DATA FOR REVIEW:
------
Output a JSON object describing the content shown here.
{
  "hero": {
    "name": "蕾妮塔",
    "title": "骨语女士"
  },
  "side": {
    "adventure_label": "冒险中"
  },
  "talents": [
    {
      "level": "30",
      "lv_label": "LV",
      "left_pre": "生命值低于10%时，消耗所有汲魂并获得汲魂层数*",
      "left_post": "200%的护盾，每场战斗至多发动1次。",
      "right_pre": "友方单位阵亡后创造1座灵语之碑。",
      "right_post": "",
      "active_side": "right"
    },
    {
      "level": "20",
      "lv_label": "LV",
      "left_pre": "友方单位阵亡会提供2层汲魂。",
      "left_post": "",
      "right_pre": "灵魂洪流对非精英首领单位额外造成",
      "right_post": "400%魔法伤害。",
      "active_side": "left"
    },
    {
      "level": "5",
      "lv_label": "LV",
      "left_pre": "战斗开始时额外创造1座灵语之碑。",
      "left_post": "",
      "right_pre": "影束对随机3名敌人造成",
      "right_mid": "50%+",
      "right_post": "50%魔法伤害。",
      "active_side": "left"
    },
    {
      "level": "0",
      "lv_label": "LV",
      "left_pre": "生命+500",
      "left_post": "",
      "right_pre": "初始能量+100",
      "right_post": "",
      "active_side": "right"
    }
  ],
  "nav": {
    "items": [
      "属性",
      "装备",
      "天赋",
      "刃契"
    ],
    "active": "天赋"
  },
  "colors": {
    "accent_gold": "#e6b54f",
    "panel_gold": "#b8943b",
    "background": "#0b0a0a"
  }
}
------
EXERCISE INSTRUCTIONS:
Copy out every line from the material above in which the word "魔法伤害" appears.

RESPONSE AREA:
      "right_post": "400%魔法伤害。",
      "right_post": "50%魔法伤害。",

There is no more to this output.